WHAT NEEDS TO BE DONE: Which lines of the listing hold the string "Batch"? Show each of them.

ENTRIES SHOWN:
+===+
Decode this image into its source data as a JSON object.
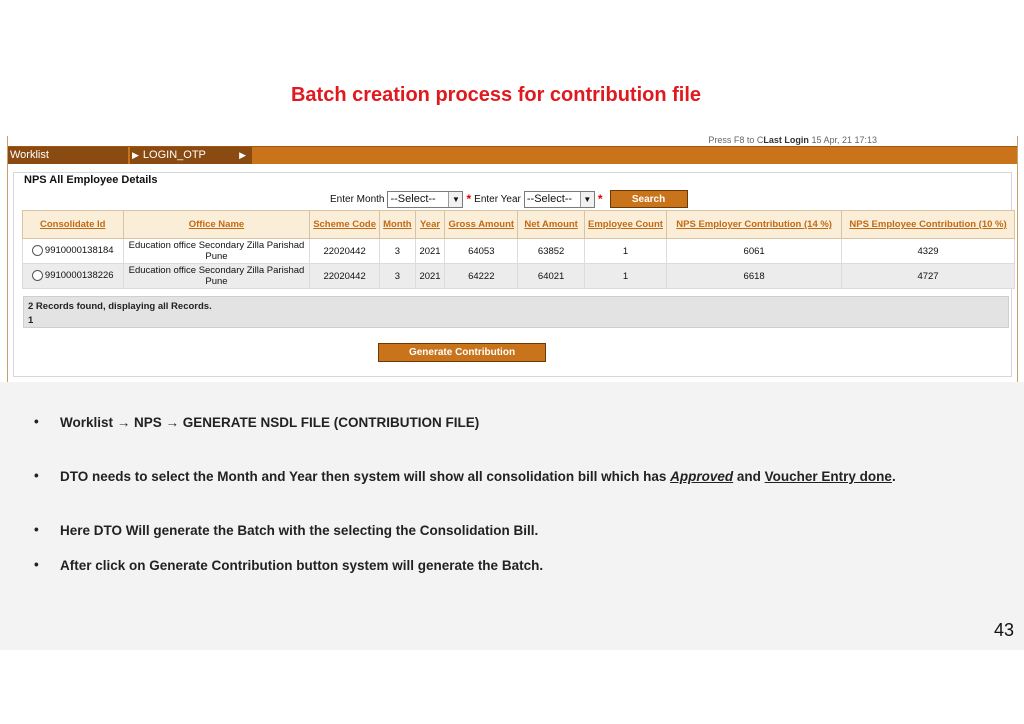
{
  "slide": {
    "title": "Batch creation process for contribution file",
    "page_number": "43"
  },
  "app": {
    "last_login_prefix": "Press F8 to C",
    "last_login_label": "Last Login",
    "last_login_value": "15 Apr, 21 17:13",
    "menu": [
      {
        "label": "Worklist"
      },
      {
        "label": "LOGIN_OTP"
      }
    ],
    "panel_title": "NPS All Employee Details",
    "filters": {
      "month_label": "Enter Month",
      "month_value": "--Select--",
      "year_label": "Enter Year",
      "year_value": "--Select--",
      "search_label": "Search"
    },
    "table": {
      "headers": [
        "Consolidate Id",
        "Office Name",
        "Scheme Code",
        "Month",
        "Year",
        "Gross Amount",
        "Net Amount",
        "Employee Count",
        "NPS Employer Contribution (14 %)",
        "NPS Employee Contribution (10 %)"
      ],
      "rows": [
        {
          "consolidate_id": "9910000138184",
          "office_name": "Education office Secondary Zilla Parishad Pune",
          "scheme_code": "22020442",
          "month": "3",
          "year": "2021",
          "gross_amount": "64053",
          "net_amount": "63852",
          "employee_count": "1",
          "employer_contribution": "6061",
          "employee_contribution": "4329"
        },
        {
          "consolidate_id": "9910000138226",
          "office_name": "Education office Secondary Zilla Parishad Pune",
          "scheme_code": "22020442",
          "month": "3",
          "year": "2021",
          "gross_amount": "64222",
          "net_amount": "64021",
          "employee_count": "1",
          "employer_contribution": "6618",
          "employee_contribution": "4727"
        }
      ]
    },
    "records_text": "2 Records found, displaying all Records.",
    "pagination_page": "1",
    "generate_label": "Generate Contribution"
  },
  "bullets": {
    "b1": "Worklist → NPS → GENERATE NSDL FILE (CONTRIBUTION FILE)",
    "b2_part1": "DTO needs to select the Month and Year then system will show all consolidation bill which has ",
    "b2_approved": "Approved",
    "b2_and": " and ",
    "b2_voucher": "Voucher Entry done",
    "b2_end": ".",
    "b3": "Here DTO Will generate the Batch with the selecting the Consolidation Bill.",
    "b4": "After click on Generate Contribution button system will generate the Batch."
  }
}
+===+
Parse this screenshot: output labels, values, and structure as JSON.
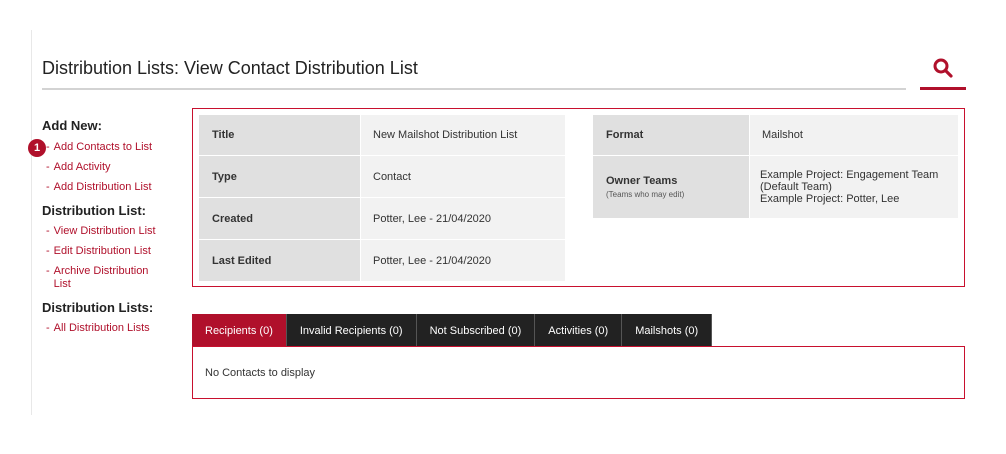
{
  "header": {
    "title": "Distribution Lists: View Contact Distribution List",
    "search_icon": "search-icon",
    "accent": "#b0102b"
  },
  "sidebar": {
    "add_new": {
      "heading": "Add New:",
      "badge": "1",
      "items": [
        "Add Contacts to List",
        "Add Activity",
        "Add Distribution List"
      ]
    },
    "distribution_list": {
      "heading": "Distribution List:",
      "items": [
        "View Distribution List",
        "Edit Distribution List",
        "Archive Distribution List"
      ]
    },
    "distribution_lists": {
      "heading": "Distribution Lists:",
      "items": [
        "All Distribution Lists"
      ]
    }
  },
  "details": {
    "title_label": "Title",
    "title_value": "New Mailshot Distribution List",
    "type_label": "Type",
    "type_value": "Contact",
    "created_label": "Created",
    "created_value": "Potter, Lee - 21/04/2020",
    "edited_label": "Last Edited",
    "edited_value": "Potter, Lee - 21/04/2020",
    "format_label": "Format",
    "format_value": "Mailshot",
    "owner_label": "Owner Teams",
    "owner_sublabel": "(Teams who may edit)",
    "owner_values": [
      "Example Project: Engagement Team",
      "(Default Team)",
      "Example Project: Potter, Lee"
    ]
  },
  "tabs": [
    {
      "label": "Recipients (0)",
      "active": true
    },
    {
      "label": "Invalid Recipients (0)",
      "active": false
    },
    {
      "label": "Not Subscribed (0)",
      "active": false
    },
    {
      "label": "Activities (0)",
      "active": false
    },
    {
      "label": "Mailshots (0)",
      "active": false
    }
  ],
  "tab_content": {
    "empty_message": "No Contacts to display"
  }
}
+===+
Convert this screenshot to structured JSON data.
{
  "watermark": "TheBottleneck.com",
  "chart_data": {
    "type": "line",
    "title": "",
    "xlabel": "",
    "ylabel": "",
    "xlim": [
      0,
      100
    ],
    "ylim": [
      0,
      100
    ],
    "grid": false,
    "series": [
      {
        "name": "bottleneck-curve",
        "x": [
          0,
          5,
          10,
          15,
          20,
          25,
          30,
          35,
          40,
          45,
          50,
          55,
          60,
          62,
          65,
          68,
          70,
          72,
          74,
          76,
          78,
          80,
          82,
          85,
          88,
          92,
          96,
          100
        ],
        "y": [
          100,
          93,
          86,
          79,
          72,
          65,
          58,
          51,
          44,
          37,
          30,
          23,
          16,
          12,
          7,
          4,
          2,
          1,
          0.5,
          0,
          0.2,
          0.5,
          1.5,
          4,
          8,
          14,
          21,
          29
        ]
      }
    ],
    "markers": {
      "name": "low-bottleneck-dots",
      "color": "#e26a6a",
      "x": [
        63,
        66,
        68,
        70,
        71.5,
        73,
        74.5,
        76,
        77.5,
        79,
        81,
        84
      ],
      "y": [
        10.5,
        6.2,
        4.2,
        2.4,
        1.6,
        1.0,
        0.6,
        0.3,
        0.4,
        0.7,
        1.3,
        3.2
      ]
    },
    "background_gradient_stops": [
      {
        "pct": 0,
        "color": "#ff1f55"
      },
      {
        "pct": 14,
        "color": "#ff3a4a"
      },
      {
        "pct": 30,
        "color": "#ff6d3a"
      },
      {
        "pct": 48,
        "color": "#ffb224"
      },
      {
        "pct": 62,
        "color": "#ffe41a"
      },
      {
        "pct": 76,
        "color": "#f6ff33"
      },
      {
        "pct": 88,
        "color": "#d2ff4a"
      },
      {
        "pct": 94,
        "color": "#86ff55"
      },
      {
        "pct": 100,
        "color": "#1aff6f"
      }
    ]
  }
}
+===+
TASK OUTPUT:
    "title": "Batch creation process for contribution file",
    "b3": "Here DTO Will generate the Batch with the selecting the Consolidation Bill.",
    "b4": "After click on Generate Contribution button system will generate the Batch."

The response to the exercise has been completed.